- Data in this exercise
• • • •

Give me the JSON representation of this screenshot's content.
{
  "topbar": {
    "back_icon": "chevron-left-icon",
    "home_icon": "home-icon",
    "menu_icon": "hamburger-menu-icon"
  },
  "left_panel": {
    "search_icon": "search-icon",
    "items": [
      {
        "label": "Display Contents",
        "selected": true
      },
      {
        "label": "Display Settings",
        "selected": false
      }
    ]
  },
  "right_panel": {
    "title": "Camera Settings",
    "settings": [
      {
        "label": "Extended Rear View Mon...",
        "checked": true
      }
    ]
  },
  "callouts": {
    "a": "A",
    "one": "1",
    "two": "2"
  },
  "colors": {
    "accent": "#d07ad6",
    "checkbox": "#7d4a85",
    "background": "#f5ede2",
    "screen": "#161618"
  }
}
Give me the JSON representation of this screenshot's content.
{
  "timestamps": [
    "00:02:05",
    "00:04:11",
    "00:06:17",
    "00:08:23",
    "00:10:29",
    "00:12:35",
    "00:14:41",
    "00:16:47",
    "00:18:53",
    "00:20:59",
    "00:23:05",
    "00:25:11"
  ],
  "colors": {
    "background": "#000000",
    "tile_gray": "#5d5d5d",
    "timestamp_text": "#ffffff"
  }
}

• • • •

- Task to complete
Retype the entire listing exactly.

- Expected answer
Give me the JSON representation of this screenshot's content.
{
  "topbar": {
    "back_icon": "chevron-left-icon",
    "home_icon": "home-icon",
    "menu_icon": "hamburger-menu-icon"
  },
  "left_panel": {
    "search_icon": "search-icon",
    "items": [
      {
        "label": "Display Contents",
        "selected": true
      },
      {
        "label": "Display Settings",
        "selected": false
      }
    ]
  },
  "right_panel": {
    "title": "Camera Settings",
    "settings": [
      {
        "label": "Extended Rear View Mon...",
        "checked": true
      }
    ]
  },
  "callouts": {
    "a": "A",
    "one": "1",
    "two": "2"
  },
  "colors": {
    "accent": "#d07ad6",
    "checkbox": "#7d4a85",
    "background": "#f5ede2",
    "screen": "#161618"
  }
}
Give me the JSON representation of this screenshot's content.
{
  "timestamps": [
    "00:02:05",
    "00:04:11",
    "00:06:17",
    "00:08:23",
    "00:10:29",
    "00:12:35",
    "00:14:41",
    "00:16:47",
    "00:18:53",
    "00:20:59",
    "00:23:05",
    "00:25:11"
  ],
  "colors": {
    "background": "#000000",
    "tile_gray": "#5d5d5d",
    "timestamp_text": "#ffffff"
  }
}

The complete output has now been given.